Unfortunately, these are all Band-Aids and not permanent solutions. No centralized treasure trove of user data is immune to attack — it’s always only a matter of time. To truly solve the Internet’s underlying authentication problem, something has to be done about the missing identity layer that’s causing it (and fast).
We now stand on the brink of what economists have been calling the Fourth Industrial Revolution. Building on the advances made in automation and digitization during the Digital Age, this new era is expected to be different from any revolution we’ve seen before. For the first time, economists are anticipating a wave of progress distinguished not as much by technology as by communication and connectivity.
Ushering in this new age are innovations on multiple fronts, including robotics, AI, nanotechnology, and the Internet of Things. Underpinning them all, of course, is that beautiful network that started it all, the Web.
According to the World Economic Forum, the advent of “cyber-physical systems” expected to characterize the Fourth Industrial Revolution will bring about “entirely new ways in which technology becomes embedded in societies and even our human bodies.” Examples include genetic engineering, machine intelligence, and new approaches to governance that rely on cryptographic methods such as the blockchain.
As we enter IR4, the capabilities of the web brought to us by IR3 continue to mature and expand globally, finally taking root in less developed parts of the world. This means we’re in for a massive influx of nodes to our networks. The way we’re trending, our infrastructure won’t be able to handle it. We face the threat of a “connectivity paradox,” where despite the unprecedented potential for global exchange and connectedness, the unsolved authentication problem limits our ability to leverage this capacity. Changes in identity infrastructure at the lowest level are needed to address this threat.

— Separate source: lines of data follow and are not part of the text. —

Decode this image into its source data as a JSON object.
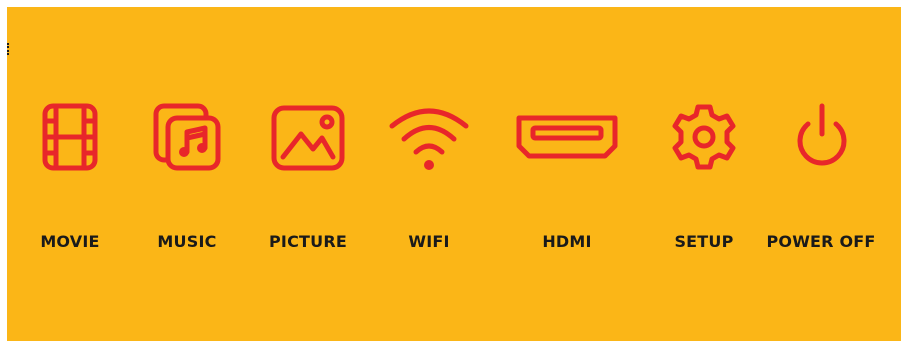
{
  "colors": {
    "background": "#FBB617",
    "icon": "#E8262A",
    "label": "#1a1a1a"
  },
  "menu": [
    {
      "label": "MOVIE",
      "icon": "film-strip-icon"
    },
    {
      "label": "MUSIC",
      "icon": "music-library-icon"
    },
    {
      "label": "PICTURE",
      "icon": "picture-icon"
    },
    {
      "label": "WIFI",
      "icon": "wifi-icon"
    },
    {
      "label": "HDMI",
      "icon": "hdmi-port-icon"
    },
    {
      "label": "SETUP",
      "icon": "gear-icon"
    },
    {
      "label": "POWER OFF",
      "icon": "power-icon"
    }
  ]
}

The good news is, as far as GPTs go, we’re pacing just fine. When the dynamo was as old as the Internet is now, factory owners were still investing in steam engines.
In an Op-Ed he wrote for the New York Times, Vint Cerf describes the web as an enormously accessible egalitarian platform that has given us “new ways to allow people to exercise their human and civil rights,” on a global scale. As such, Cerf finds that it’s on technology creators to support this function as much as possible, bearing in mind not only their passion for technological advancement but also their civic responsibilities. “Engineers,” he says, “have not only a tremendous obligation to empower users, but also an obligation to ensure [the] safety of users online.”
At Token, we believe that the unsustainable and insecure way in which we identify ourselves on the Internet can be fixed. Combining asymmetric cryptography with biometrics and the miniaturization of wearable devices, we’ve found a way to close the Pandora’s Box of fragmented identity, and we’re working to bring it to life.
We are determined to shape a system in which the Internet can serve its intended purpose — connecting us to one another. Starting with a ring that unifies the way we prove who we are to the people, devices, and services we interact with today, we’re committed to building tools that people can use to identify themselves and own their data on the web so we can all participate safely and easily in the expanding global network.